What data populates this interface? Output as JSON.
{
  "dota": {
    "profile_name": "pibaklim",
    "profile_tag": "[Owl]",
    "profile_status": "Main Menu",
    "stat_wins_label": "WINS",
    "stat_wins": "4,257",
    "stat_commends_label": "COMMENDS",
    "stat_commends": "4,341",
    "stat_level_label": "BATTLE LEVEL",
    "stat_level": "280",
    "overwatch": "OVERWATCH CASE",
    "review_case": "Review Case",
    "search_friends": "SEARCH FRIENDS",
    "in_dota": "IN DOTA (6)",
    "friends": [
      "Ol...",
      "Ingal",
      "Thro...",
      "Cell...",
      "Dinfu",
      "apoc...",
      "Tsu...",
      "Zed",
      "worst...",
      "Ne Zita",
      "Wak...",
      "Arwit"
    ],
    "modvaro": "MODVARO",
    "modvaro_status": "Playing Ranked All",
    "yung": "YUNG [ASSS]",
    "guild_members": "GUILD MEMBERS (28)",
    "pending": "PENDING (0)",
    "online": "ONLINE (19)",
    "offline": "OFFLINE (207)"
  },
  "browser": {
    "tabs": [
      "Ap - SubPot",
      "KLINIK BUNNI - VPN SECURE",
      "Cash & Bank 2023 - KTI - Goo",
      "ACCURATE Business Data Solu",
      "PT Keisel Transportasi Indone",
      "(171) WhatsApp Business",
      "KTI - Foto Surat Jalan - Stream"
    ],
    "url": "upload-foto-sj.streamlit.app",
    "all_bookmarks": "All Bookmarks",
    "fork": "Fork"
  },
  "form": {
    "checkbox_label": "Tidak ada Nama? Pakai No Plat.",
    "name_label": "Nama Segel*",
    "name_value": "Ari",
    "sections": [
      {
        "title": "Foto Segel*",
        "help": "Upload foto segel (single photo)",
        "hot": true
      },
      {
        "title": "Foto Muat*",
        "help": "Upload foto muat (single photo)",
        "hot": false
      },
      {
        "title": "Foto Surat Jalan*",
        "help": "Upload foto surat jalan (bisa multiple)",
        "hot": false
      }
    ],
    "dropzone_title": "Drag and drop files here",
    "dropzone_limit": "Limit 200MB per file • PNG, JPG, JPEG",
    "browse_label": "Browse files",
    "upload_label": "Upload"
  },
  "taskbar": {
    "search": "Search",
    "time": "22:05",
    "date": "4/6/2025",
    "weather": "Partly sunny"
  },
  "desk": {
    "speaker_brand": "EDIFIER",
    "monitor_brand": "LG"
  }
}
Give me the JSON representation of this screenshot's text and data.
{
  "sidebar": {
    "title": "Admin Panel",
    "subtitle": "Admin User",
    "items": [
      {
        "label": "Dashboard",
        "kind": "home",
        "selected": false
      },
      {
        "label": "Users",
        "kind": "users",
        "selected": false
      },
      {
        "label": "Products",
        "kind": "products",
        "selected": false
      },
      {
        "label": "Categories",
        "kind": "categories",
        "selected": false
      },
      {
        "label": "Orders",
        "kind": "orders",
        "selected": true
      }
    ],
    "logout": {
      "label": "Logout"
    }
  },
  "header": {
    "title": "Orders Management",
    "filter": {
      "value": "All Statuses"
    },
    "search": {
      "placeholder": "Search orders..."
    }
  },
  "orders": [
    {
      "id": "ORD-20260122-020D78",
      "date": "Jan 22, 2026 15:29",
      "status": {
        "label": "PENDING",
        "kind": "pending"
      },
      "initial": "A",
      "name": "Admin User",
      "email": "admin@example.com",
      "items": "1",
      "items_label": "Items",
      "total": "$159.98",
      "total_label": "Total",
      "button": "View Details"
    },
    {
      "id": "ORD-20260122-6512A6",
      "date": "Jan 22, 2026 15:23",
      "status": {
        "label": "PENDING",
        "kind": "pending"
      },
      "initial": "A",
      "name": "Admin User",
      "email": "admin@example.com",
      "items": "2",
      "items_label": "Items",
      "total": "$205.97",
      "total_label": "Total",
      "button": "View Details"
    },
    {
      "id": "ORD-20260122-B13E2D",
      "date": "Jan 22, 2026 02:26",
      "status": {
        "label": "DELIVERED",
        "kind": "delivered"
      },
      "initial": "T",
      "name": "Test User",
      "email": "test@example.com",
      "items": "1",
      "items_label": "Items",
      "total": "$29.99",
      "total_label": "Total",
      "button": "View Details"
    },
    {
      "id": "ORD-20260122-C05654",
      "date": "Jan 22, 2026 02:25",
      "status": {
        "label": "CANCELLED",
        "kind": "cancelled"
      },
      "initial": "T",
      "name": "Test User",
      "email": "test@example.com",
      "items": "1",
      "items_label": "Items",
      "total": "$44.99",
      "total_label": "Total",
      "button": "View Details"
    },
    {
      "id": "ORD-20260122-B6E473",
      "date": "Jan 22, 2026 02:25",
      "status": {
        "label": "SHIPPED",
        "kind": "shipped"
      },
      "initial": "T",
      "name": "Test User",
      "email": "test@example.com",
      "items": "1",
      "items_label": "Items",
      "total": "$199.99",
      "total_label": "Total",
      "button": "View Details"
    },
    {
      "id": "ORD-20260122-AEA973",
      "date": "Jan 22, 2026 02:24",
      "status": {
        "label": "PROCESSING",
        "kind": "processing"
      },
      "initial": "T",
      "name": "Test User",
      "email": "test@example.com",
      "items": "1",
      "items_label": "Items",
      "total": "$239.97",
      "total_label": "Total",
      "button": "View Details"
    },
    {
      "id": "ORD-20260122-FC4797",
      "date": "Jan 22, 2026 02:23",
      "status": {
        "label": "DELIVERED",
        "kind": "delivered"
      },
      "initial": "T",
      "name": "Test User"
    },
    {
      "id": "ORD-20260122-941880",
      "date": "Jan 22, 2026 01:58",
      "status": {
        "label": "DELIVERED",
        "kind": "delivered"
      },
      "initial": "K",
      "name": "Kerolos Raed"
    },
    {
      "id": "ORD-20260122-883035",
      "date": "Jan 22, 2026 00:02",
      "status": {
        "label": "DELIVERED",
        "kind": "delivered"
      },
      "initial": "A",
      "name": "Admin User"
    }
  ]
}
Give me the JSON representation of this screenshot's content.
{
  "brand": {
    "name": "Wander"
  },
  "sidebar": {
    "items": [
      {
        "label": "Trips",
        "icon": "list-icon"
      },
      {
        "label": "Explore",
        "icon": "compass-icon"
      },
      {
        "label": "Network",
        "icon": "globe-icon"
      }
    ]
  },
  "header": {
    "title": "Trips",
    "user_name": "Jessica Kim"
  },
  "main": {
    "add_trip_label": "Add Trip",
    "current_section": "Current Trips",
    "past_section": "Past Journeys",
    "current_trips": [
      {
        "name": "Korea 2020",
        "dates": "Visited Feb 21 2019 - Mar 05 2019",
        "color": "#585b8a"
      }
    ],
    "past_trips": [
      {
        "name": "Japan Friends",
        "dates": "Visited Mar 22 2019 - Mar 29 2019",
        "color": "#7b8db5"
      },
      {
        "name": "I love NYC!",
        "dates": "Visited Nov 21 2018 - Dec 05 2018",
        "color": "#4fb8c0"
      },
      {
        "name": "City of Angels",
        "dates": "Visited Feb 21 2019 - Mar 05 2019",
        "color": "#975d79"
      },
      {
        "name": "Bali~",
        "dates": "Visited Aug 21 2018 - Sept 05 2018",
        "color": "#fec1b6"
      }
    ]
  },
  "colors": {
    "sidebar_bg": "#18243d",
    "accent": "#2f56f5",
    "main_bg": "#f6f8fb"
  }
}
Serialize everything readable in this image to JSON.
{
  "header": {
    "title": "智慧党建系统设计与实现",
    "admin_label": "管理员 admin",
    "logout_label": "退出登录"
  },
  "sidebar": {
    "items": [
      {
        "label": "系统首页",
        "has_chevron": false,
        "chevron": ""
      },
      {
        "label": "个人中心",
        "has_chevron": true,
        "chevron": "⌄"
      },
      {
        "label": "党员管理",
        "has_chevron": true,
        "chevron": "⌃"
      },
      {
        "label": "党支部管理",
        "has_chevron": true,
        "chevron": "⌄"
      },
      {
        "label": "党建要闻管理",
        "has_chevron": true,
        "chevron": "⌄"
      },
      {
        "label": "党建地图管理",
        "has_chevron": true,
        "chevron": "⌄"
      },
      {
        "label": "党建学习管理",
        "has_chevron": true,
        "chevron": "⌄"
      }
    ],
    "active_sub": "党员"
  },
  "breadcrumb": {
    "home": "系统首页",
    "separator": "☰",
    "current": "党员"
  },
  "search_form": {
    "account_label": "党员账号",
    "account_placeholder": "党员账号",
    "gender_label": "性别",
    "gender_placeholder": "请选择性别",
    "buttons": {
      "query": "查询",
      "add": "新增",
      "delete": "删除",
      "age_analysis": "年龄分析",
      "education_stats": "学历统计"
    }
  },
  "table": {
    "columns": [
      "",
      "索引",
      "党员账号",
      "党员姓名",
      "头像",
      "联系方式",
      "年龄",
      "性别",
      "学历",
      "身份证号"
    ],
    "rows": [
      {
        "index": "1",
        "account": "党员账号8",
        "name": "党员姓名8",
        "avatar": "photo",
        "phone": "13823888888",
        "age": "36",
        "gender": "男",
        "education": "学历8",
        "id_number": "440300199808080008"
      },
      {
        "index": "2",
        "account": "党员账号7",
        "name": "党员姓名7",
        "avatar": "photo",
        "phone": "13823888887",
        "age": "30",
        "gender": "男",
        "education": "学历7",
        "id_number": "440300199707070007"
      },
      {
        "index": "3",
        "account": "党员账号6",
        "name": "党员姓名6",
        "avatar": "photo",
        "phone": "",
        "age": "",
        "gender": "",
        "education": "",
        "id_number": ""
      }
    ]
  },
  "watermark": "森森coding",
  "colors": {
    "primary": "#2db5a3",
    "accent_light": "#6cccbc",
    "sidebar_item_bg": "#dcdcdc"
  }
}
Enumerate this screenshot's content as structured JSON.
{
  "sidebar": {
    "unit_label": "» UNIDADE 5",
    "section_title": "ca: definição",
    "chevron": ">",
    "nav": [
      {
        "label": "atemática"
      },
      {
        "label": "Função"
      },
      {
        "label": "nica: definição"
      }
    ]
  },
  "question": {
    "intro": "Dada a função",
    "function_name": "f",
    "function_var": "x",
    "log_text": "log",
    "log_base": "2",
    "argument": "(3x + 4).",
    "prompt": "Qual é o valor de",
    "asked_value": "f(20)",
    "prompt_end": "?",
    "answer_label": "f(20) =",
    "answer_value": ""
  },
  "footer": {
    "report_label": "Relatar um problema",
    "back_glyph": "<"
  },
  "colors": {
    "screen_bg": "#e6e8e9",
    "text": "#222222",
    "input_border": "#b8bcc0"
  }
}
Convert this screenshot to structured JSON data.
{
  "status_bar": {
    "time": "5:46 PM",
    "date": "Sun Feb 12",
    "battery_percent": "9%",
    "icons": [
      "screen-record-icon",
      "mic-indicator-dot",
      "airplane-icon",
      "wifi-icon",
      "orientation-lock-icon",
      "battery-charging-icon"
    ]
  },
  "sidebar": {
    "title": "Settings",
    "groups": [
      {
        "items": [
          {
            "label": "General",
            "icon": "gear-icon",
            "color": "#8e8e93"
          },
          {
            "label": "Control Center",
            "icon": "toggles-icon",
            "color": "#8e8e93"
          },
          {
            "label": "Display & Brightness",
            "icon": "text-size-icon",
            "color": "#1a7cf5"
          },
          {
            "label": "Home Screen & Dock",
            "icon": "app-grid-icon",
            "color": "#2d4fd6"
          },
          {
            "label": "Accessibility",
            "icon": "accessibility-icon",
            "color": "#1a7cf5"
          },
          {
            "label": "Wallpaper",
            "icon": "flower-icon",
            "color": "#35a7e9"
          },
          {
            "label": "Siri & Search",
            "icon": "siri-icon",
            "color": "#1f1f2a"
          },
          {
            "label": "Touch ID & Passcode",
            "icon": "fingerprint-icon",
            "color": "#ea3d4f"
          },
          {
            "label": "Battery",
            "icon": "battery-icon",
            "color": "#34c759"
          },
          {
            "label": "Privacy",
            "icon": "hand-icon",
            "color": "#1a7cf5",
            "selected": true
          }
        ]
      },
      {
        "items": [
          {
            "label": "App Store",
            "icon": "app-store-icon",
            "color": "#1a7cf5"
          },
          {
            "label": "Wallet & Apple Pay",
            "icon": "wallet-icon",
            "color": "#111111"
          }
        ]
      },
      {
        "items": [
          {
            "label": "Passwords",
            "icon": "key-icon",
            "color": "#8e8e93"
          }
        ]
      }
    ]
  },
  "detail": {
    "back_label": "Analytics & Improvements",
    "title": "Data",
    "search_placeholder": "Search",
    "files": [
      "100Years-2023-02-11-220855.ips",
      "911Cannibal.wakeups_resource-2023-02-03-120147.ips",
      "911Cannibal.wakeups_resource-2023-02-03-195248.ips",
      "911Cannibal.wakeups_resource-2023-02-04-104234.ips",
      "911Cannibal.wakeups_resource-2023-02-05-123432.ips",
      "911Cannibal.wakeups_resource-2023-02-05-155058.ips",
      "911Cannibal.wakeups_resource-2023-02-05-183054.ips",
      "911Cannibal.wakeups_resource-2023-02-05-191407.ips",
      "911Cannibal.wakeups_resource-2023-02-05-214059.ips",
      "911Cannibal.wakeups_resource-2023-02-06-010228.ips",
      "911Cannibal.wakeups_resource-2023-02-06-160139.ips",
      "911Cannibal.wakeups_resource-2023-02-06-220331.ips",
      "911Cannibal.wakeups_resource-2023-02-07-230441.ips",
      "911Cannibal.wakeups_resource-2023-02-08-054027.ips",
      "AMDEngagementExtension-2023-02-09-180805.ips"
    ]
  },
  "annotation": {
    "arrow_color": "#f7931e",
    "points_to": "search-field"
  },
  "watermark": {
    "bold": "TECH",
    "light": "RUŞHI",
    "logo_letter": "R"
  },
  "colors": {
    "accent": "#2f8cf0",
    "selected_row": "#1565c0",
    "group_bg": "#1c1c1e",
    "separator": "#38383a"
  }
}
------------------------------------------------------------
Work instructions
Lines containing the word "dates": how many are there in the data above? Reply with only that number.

Solution for this problem
5